“This stencil process involved transferring an image on to a porous screen, then applying paint or ink with a rubber squeegee.”
“The silkscreen technique was ideally suited to Warhol, for the repeated image was reduced to an insipid and dehumanized cultural icon that reflected both the supposed emptiness of American material culture and the artist’s emotional noninvolvement with the practice of his art.”
1964, Warhol moved to 231 East 47th Street, calling his space “The Factory”
“The Factory” was actually his second studio to hold this name
It was painted silver and covered in tin foil
Hired several “assistants”
“Now, with the help of his assistants, he could more decisively remove his hand from the canvas and create repetitive, mass-produced images that would appear empty of meaning and beg the question, 'What makes art, art?'"
The Factory in 1965.
Began working with repetition, and how to make unconventional items into art pieces

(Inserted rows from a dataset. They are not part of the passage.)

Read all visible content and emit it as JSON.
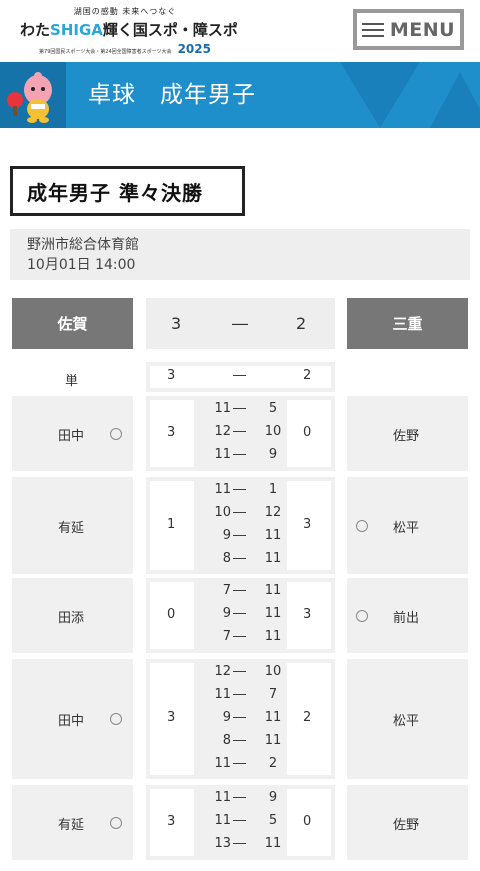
{
  "header": {
    "logo_tagline": "湖国の感動 未来へつなぐ",
    "logo_main_a": "わた",
    "logo_main_b": "SHIGA",
    "logo_main_c": "輝く国スポ・障スポ",
    "logo_sub": "第79回国民スポーツ大会・第24回全国障害者スポーツ大会",
    "logo_year": "2025",
    "menu_label": "MENU"
  },
  "banner": {
    "title": "卓球　成年男子"
  },
  "page_title": "成年男子 準々決勝",
  "venue": {
    "name": "野洲市総合体育館",
    "datetime": "10月01日 14:00"
  },
  "match": {
    "team_left": "佐賀",
    "team_right": "三重",
    "score_left": "3",
    "score_right": "2",
    "dash": "―",
    "type_label": "単",
    "type_score_left": "3",
    "type_score_right": "2",
    "win_mark": "◯",
    "games": [
      {
        "left_player": "田中",
        "right_player": "佐野",
        "left_won": true,
        "right_won": false,
        "left_total": "3",
        "right_total": "0",
        "sets": [
          [
            "11",
            "5"
          ],
          [
            "12",
            "10"
          ],
          [
            "11",
            "9"
          ]
        ]
      },
      {
        "left_player": "有延",
        "right_player": "松平",
        "left_won": false,
        "right_won": true,
        "left_total": "1",
        "right_total": "3",
        "sets": [
          [
            "11",
            "1"
          ],
          [
            "10",
            "12"
          ],
          [
            "9",
            "11"
          ],
          [
            "8",
            "11"
          ]
        ]
      },
      {
        "left_player": "田添",
        "right_player": "前出",
        "left_won": false,
        "right_won": true,
        "left_total": "0",
        "right_total": "3",
        "sets": [
          [
            "7",
            "11"
          ],
          [
            "9",
            "11"
          ],
          [
            "7",
            "11"
          ]
        ]
      },
      {
        "left_player": "田中",
        "right_player": "松平",
        "left_won": true,
        "right_won": false,
        "left_total": "3",
        "right_total": "2",
        "sets": [
          [
            "12",
            "10"
          ],
          [
            "11",
            "7"
          ],
          [
            "9",
            "11"
          ],
          [
            "8",
            "11"
          ],
          [
            "11",
            "2"
          ]
        ]
      },
      {
        "left_player": "有延",
        "right_player": "佐野",
        "left_won": true,
        "right_won": false,
        "left_total": "3",
        "right_total": "0",
        "sets": [
          [
            "11",
            "9"
          ],
          [
            "11",
            "5"
          ],
          [
            "13",
            "11"
          ]
        ]
      }
    ]
  },
  "colors": {
    "banner_blue": "#1f8fcc",
    "team_gray": "#777777",
    "cell_gray": "#f0f0f0"
  }
}
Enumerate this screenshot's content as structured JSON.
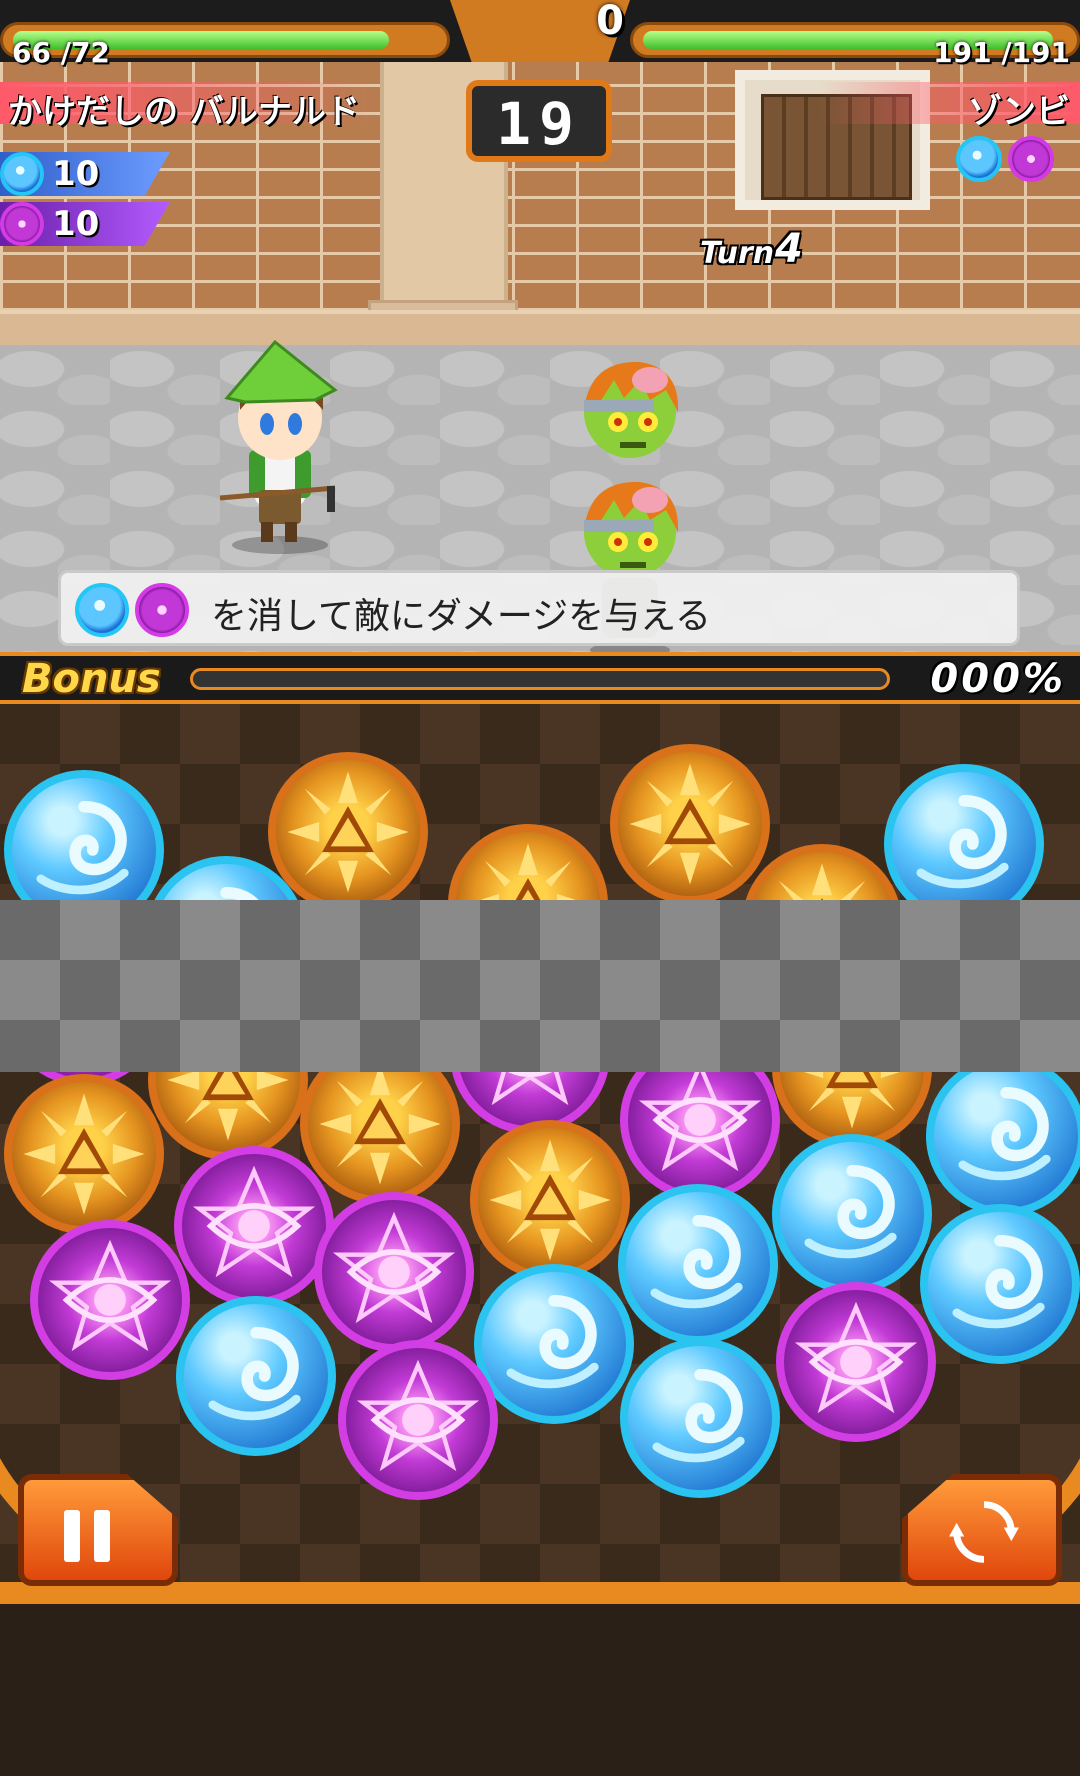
{
  "hud": {
    "player_hp": "66 /72",
    "enemy_hp": "191 /191",
    "score": "0",
    "timer": "19",
    "turn_label": "Turn",
    "turn_number": "4",
    "player_hp_fraction": 0.917,
    "enemy_hp_fraction": 1.0
  },
  "player": {
    "name": "かけだしの バルナルド",
    "resources": [
      {
        "icon": "water-orb-icon",
        "count": "10"
      },
      {
        "icon": "eye-orb-icon",
        "count": "10"
      }
    ]
  },
  "enemy": {
    "name": "ゾンビ",
    "weakness_icons": [
      "water-orb-icon",
      "eye-orb-icon"
    ]
  },
  "message": {
    "text": "を消して敵にダメージを与える",
    "icons": [
      "water-orb-icon",
      "eye-orb-icon"
    ]
  },
  "bonus": {
    "label": "Bonus",
    "percent": "000%",
    "fill_fraction": 0.0
  },
  "board": {
    "orbs": [
      {
        "type": "water"
      },
      {
        "type": "water"
      },
      {
        "type": "sun"
      },
      {
        "type": "sun"
      },
      {
        "type": "sun"
      },
      {
        "type": "sun"
      },
      {
        "type": "water"
      },
      {
        "type": "eye"
      },
      {
        "type": "eye"
      },
      {
        "type": "water"
      },
      {
        "type": "sun"
      },
      {
        "type": "sun"
      },
      {
        "type": "sun"
      },
      {
        "type": "eye"
      },
      {
        "type": "eye"
      },
      {
        "type": "sun"
      },
      {
        "type": "water"
      },
      {
        "type": "sun"
      },
      {
        "type": "eye"
      },
      {
        "type": "sun"
      },
      {
        "type": "water"
      },
      {
        "type": "eye"
      },
      {
        "type": "eye"
      },
      {
        "type": "water"
      },
      {
        "type": "water"
      },
      {
        "type": "water"
      },
      {
        "type": "water"
      },
      {
        "type": "eye"
      },
      {
        "type": "water"
      },
      {
        "type": "eye"
      }
    ]
  },
  "colors": {
    "accent_orange": "#e98a20",
    "hp_green": "#3fbf2c",
    "water": "#2bc4f0",
    "eye": "#d23ee4",
    "sun": "#d9701a"
  }
}
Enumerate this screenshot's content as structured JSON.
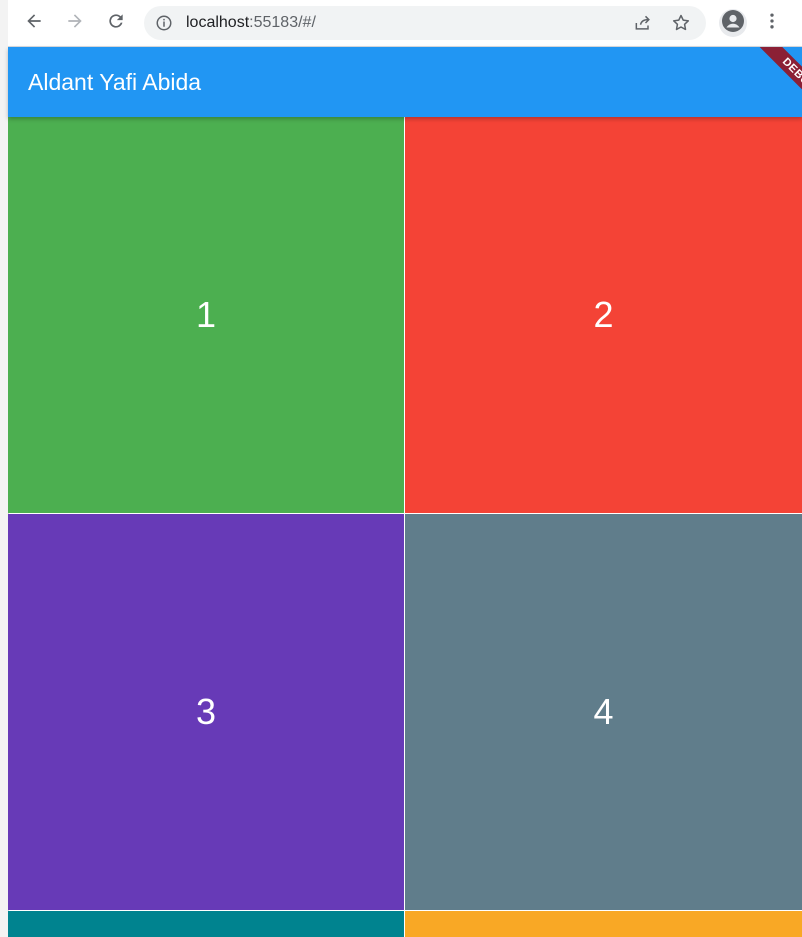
{
  "browser": {
    "url_host": "localhost",
    "url_rest": ":55183/#/",
    "icons": {
      "back": "arrow-left-icon",
      "forward": "arrow-right-icon",
      "reload": "reload-icon",
      "info": "info-icon",
      "share": "share-icon",
      "bookmark": "star-icon",
      "profile": "account-icon",
      "menu": "more-vert-icon"
    }
  },
  "app": {
    "title": "Aldant Yafi Abida",
    "debug_banner": "DEBUG",
    "colors": {
      "appbar": "#2196f3",
      "tile1": "#4caf50",
      "tile2": "#f44336",
      "tile3": "#673ab7",
      "tile4": "#607d8b",
      "tile5": "#00838f",
      "tile6": "#f9a825"
    },
    "tiles": [
      {
        "label": "1"
      },
      {
        "label": "2"
      },
      {
        "label": "3"
      },
      {
        "label": "4"
      },
      {
        "label": ""
      },
      {
        "label": ""
      }
    ]
  }
}
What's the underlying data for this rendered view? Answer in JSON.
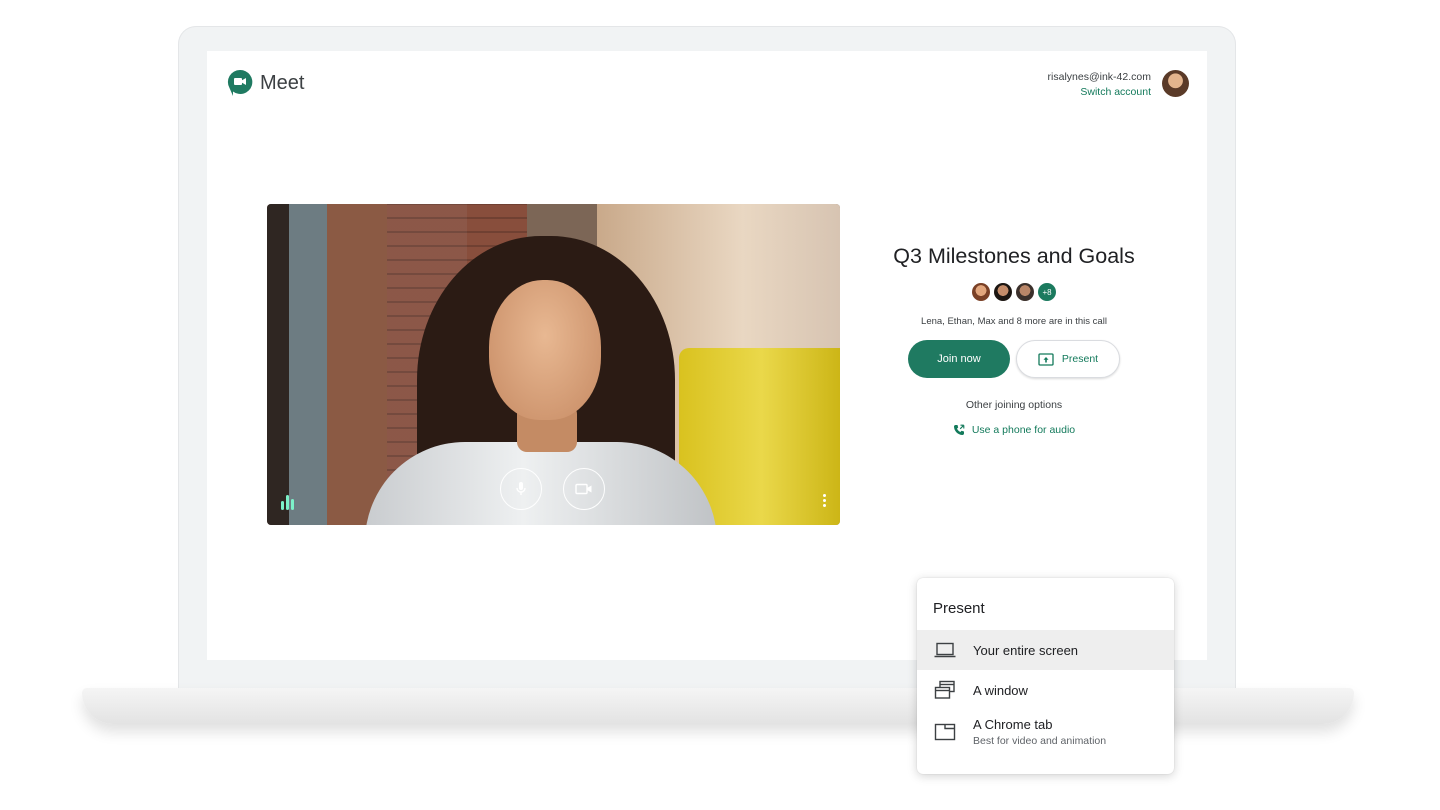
{
  "app": {
    "name": "Meet",
    "brand_color": "#1f7a61"
  },
  "account": {
    "email": "risalynes@ink-42.com",
    "switch_label": "Switch account"
  },
  "meeting": {
    "title": "Q3 Milestones and Goals",
    "extra_participants": "+8",
    "in_call_text": "Lena, Ethan, Max and 8 more are in this call",
    "join_label": "Join now",
    "present_label": "Present",
    "other_options_label": "Other joining options",
    "phone_audio_label": "Use a phone for audio"
  },
  "video_controls": {
    "mic_icon": "microphone-icon",
    "camera_icon": "camera-icon",
    "more_icon": "more-vert-icon",
    "audio_level_icon": "audio-level-icon"
  },
  "present_menu": {
    "title": "Present",
    "items": [
      {
        "label": "Your entire screen",
        "sublabel": "",
        "icon": "laptop-icon",
        "selected": true
      },
      {
        "label": "A window",
        "sublabel": "",
        "icon": "window-icon",
        "selected": false
      },
      {
        "label": "A Chrome tab",
        "sublabel": "Best for video and animation",
        "icon": "tab-icon",
        "selected": false
      }
    ]
  }
}
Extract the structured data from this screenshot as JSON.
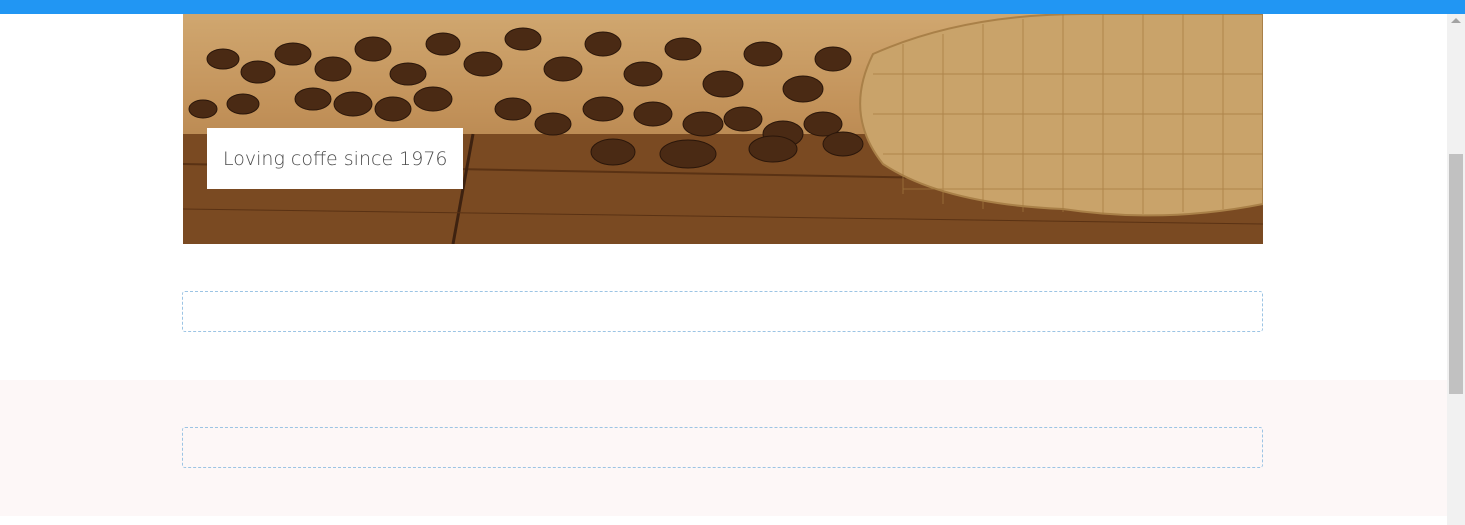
{
  "hero": {
    "caption": "Loving coffe since 1976",
    "image": "coffee-beans-burlap-sack-image"
  },
  "colors": {
    "top_bar": "#2196f3",
    "band_background": "#fdf7f7",
    "placeholder_border": "#9cc4e4"
  }
}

“Building on the emerging movement of Pop Art, wherein artists used everyday consumer objects as subjects, Warhol started painting readily found, mass-produced objects, drawing on his extensive advertising background. When asked about the impulse to paint Campbell’s soup cans, Warhol replied, 'I wanted to paint nothing. I was looking for something that was the essence of nothing, and that was it'. The humble soup cans would soon take their place among the Marilyn Monroes, Dollar Signs, Disasters, and Coca Cola Bottles as essential, exemplary works of contemporary art. “
Began making films
"Now considered avant-garde cinema classics, Warhol’s early films include Sleep (1963), Blow Job(1964), Empire (1963), andKiss(1963-64). With sold out screenings in New York, Los Angeles, and Cannes, the split-screen, pseudo documentary Chelsea Girls (1966) brought new attention to Warhol from the film world. Art critic David Bourdon wrote, 'word around town was underground cinema had finally found its Sound of Music in Chelsea Girls.'"
"Warhol would make nearly 600 films and nearly 2500 videos. Among these are the 500, 4-minute films that comprise Warhol’s Screen Tests, which feature unflinching portraits of friends, associates and visitors to the Factory, all deemed by Warhol to be in possession of 'star quality'."
"Featuring his 'superstars' or 'Warholstars,' friends and artists who would hang out at The Factory and who were known for their 'unconventional lifestyle.'"
She was unsuccessful, but Warhol had to spend the rest of his life wearing medical contraptions to essentially hold his body together.
This incident essentially ended his “Factory Phase”
“The brush with death along with mounting pressure from the Internal Revenue Service (stemming from his critical stance against President Richard Nixon), seem to have prompted Warhol to document his life to an ever more obsessive degree. He would dictate every activity, including noting the most minor expenses, and employ interns and assistants to transcribe the content of what would amount to over 3,400 audio tapes.”
In later life, Warhol did not slow down. He simply began experimenting with new mediums.
"He co-founded Interview Magazine; appeared on television in a memorable episode of The Love Boat; painted an early computer portrait of singer Debbie Harry; designed Grammy-winning record covers for The Rolling Stones; signed with a modeling agency; contributed short films to Saturday Night Live; and produced Andy Warhol’s Fifteen Minutes and Andy Warhol’s TV, his own television programs for MTV and cable access. He also developed a strong business in commissioned portraits, becoming highly sought after for his brilliantly-colored paintings of politicians, entertainers, sports figures, writers, debutantes and heads of state. His paintings, prints, photographs and drawings of this time include the important series, Skulls, Guns, Camouflage, Mao, and The Last Supper."
Warhol began complaining on serious pain on his right side while showing a piece in Milan.
After much convincing, Warhol agreed to be taken to the hospital, where he was taken in for gallbladder surgery.
It was originally thought that Warhol died of post-op complications. However, new evidence shows that Warhol's health was already precarious when he went in for surgery.
Warhol in buried in Pittsburgh
His funeral at St. Patrick’s Cathedral in New York drew 2,000 admirers from "the worlds of art, fashion, society and entertainment, and some of their names were among the world's most droppable - Halston, Liza Minnelli, Ann Bass, Klaus von Bulow, Claes Oldenburg, Grace Jones, Richard Gere and Prince and Princess Michael of Greece."